Vorinostat (Zolinza), a histone deacetylase inhibitor, was approved by the US Food and Drug Administration in October 2006 for the treatment of cutaneous manifestations in patients with cutaneous T-cell lymphoma who have progressive, persistent or recurrent disease on or following two systemic therapies. This review summarizes evidence on the use of vorinostat in solid and hematologic malignancies and collated tolerability data from the vorinostat clinical trial program. Pooled vorinostat clinical trial data from 498 patients with solid or hematologic malignancies show that vorinostat was well tolerated as monotherapy or combination therapy. The most commonly reported drug-related adverse events (AEs) associated with monotherapy (n = 341) were fatigue (61.9%), nausea (55.7%), diarrhea (49.3%), anorexia (48.1%), and vomiting (32.8%), and Grade 3/4 drug-related AEs included fatigue (12.0%), thrombocytopenia (10.6%), dehydration (7.3%), and decreased platelet count (5.3%). The most common drug-related AEs observed with vorinostat in combination therapy (n = 157, most of whom received vorinostat 400 mg qd for 14 days) were nausea (48.4%), diarrhea (40.8%), fatigue (34.4%), vomiting (31.2%), and anorexia (20.4%), with the majority of AEs being Grade 2 or less. In Phase I trials, combinations with vorinostat were generally well tolerated and preliminary evidence of anticancer activity as monotherapy or in combination with other systemic therapies has been observed across a range of malignancies. Ongoing and planned studies will further evaluate the potential of vorinostat in combination therapy, including combinations with radiation, in patients with diverse malignancy types, including non-small-cell lung cancer, glioblastoma multiforme, multiple myeloma, and myelodysplastic syndrome.

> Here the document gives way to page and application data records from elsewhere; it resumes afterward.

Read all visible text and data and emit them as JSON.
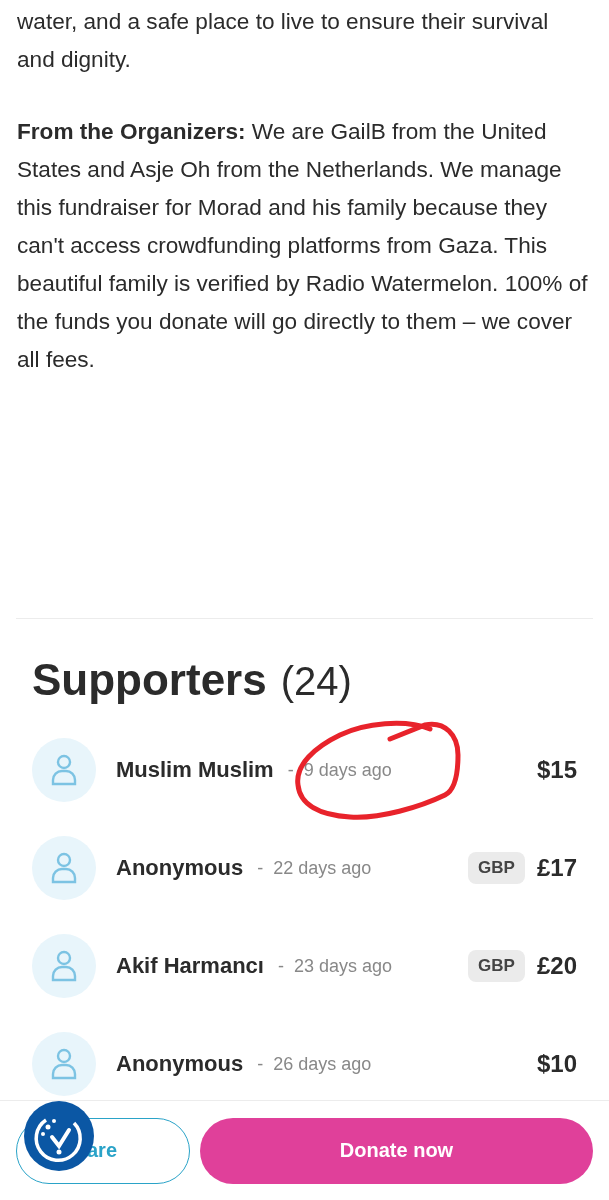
{
  "story": {
    "paragraphs": [
      {
        "text": "water, and a safe place to live to ensure their survival and dignity."
      },
      {
        "text": "**From the Organizers:** We are GailB from the United States and Asje Oh from the Netherlands. We manage this fundraiser for Morad and his family because they can't access crowdfunding platforms from Gaza. This beautiful family is verified by Radio Watermelon. 100% of the funds you donate will go directly to them – we cover all fees."
      }
    ]
  },
  "supporters": {
    "title": "Supporters",
    "count": "(24)",
    "items": [
      {
        "name": "Muslim Muslim",
        "separator": "-",
        "time": "9 days ago",
        "amount": "$15"
      },
      {
        "name": "Anonymous",
        "separator": "-",
        "time": "22 days ago",
        "currency": "GBP",
        "amount": "£17"
      },
      {
        "name": "Akif Harmancı",
        "separator": "-",
        "time": "23 days ago",
        "currency": "GBP",
        "amount": "£20"
      },
      {
        "name": "Anonymous",
        "separator": "-",
        "time": "26 days ago",
        "amount": "$10"
      }
    ]
  },
  "footer": {
    "share": "are",
    "donate": "Donate now"
  }
}
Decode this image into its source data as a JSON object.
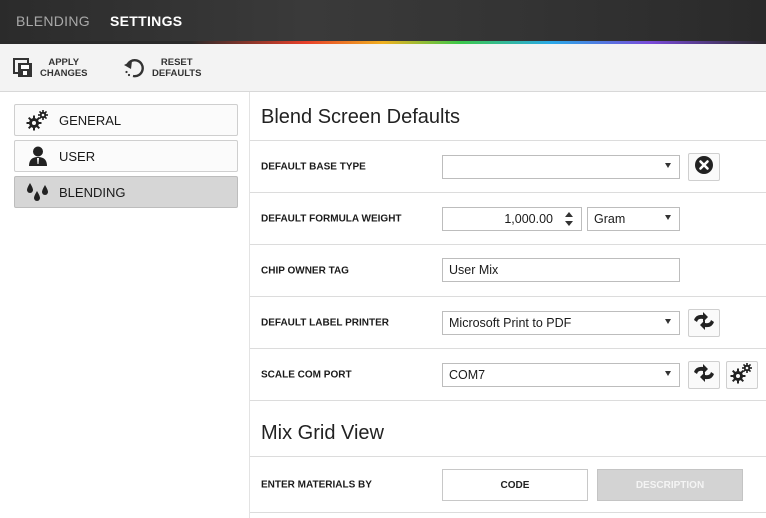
{
  "topbar": {
    "tab_blending": "BLENDING",
    "tab_settings": "SETTINGS"
  },
  "toolbar": {
    "apply_line1": "APPLY",
    "apply_line2": "CHANGES",
    "reset_line1": "RESET",
    "reset_line2": "DEFAULTS"
  },
  "sidebar": {
    "items": [
      {
        "label": "GENERAL",
        "icon": "gears-icon"
      },
      {
        "label": "USER",
        "icon": "user-icon"
      },
      {
        "label": "BLENDING",
        "icon": "drops-icon",
        "active": true
      }
    ]
  },
  "blend_defaults": {
    "title": "Blend Screen Defaults",
    "base_type": {
      "label": "DEFAULT BASE TYPE",
      "value": ""
    },
    "formula_weight": {
      "label": "DEFAULT FORMULA WEIGHT",
      "value": "1,000.00",
      "unit": "Gram"
    },
    "chip_owner": {
      "label": "CHIP OWNER TAG",
      "value": "User Mix"
    },
    "label_printer": {
      "label": "DEFAULT LABEL PRINTER",
      "value": "Microsoft Print to PDF"
    },
    "scale_port": {
      "label": "SCALE COM PORT",
      "value": "COM7"
    }
  },
  "mix_grid": {
    "title": "Mix Grid View",
    "enter_by": {
      "label": "ENTER MATERIALS BY",
      "option_code": "CODE",
      "option_description": "DESCRIPTION",
      "selected": "CODE"
    }
  },
  "colors": {
    "topbar": "#333333",
    "active_nav": "#d6d6d6",
    "disabled_toggle": "#d3d3d3"
  }
}
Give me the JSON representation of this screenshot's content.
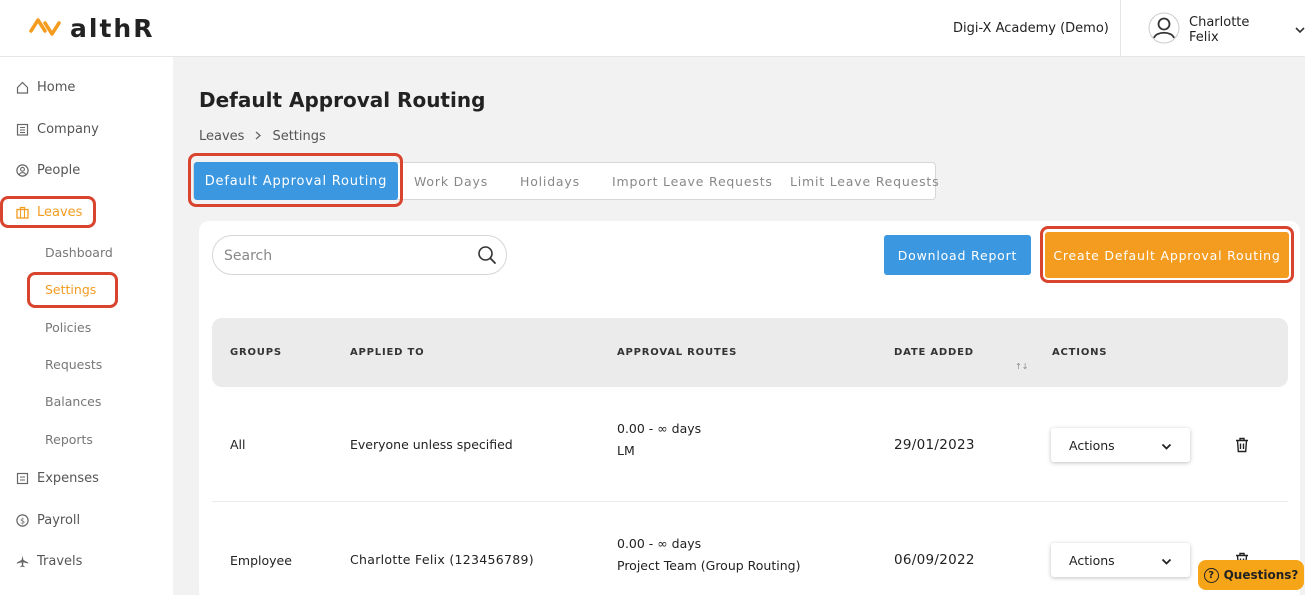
{
  "brand": {
    "name": "althR",
    "accent": "#f39c20",
    "primary": "#3b97e0",
    "highlight": "#d9442f"
  },
  "header": {
    "organization": "Digi-X Academy (Demo)",
    "user_name": "Charlotte Felix"
  },
  "sidebar": {
    "items": [
      {
        "label": "Home",
        "icon": "home-icon"
      },
      {
        "label": "Company",
        "icon": "building-icon"
      },
      {
        "label": "People",
        "icon": "person-icon"
      },
      {
        "label": "Leaves",
        "icon": "briefcase-icon",
        "active": true
      },
      {
        "label": "Expenses",
        "icon": "receipt-icon"
      },
      {
        "label": "Payroll",
        "icon": "dollar-icon"
      },
      {
        "label": "Travels",
        "icon": "plane-icon"
      }
    ],
    "leaves_sub": [
      "Dashboard",
      "Settings",
      "Policies",
      "Requests",
      "Balances",
      "Reports"
    ],
    "active_sub": "Settings"
  },
  "page": {
    "title": "Default Approval Routing",
    "breadcrumb": [
      "Leaves",
      "Settings"
    ]
  },
  "tabs": [
    "Default Approval Routing",
    "Work Days",
    "Holidays",
    "Import Leave Requests",
    "Limit Leave Requests"
  ],
  "toolbar": {
    "search_placeholder": "Search",
    "download_label": "Download Report",
    "create_label": "Create Default Approval Routing"
  },
  "table": {
    "columns": [
      "GROUPS",
      "APPLIED TO",
      "APPROVAL ROUTES",
      "DATE ADDED",
      "ACTIONS"
    ],
    "sort_glyph": "↑↓",
    "rows": [
      {
        "group": "All",
        "applied_to": "Everyone unless specified",
        "route_range": "0.00 - ∞ days",
        "route_name": "LM",
        "date_added": "29/01/2023",
        "action_label": "Actions"
      },
      {
        "group": "Employee",
        "applied_to": "Charlotte Felix (123456789)",
        "route_range": "0.00 - ∞ days",
        "route_name": "Project Team (Group Routing)",
        "date_added": "06/09/2022",
        "action_label": "Actions"
      }
    ]
  },
  "help": {
    "label": "Questions?",
    "icon": "question-icon"
  }
}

Bibliographical noteFunding Information:
We thank Dr Annette Smith, from Complete Medical Communications, who provided medical writing support funded by Merck.